(Recorded data)
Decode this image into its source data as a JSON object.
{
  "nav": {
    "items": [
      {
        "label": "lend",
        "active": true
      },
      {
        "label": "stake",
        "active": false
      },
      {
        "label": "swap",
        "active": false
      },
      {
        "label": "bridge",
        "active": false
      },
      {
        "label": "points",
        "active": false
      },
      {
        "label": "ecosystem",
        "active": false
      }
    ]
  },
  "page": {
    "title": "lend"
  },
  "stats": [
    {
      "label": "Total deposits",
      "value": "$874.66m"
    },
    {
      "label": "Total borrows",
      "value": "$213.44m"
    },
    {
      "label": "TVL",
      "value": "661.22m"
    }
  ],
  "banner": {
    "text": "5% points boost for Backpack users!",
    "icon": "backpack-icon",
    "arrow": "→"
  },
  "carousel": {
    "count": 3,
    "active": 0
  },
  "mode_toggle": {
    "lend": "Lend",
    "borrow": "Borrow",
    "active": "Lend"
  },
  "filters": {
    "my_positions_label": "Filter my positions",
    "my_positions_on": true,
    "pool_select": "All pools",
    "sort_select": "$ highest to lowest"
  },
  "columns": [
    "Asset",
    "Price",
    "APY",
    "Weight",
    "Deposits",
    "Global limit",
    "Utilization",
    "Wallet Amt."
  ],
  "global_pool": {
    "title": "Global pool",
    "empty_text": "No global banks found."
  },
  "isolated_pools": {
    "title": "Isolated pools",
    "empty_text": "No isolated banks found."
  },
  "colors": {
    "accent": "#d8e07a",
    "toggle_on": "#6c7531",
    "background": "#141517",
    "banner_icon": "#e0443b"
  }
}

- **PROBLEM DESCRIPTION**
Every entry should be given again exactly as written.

- **TASK OUTPUT**
Decode this image into its source data as a JSON object.
{
  "nav": {
    "items": [
      {
        "label": "lend",
        "active": true
      },
      {
        "label": "stake",
        "active": false
      },
      {
        "label": "swap",
        "active": false
      },
      {
        "label": "bridge",
        "active": false
      },
      {
        "label": "points",
        "active": false
      },
      {
        "label": "ecosystem",
        "active": false
      }
    ]
  },
  "page": {
    "title": "lend"
  },
  "stats": [
    {
      "label": "Total deposits",
      "value": "$874.66m"
    },
    {
      "label": "Total borrows",
      "value": "$213.44m"
    },
    {
      "label": "TVL",
      "value": "661.22m"
    }
  ],
  "banner": {
    "text": "5% points boost for Backpack users!",
    "icon": "backpack-icon",
    "arrow": "→"
  },
  "carousel": {
    "count": 3,
    "active": 0
  },
  "mode_toggle": {
    "lend": "Lend",
    "borrow": "Borrow",
    "active": "Lend"
  },
  "filters": {
    "my_positions_label": "Filter my positions",
    "my_positions_on": true,
    "pool_select": "All pools",
    "sort_select": "$ highest to lowest"
  },
  "columns": [
    "Asset",
    "Price",
    "APY",
    "Weight",
    "Deposits",
    "Global limit",
    "Utilization",
    "Wallet Amt."
  ],
  "global_pool": {
    "title": "Global pool",
    "empty_text": "No global banks found."
  },
  "isolated_pools": {
    "title": "Isolated pools",
    "empty_text": "No isolated banks found."
  },
  "colors": {
    "accent": "#d8e07a",
    "toggle_on": "#6c7531",
    "background": "#141517",
    "banner_icon": "#e0443b"
  }
}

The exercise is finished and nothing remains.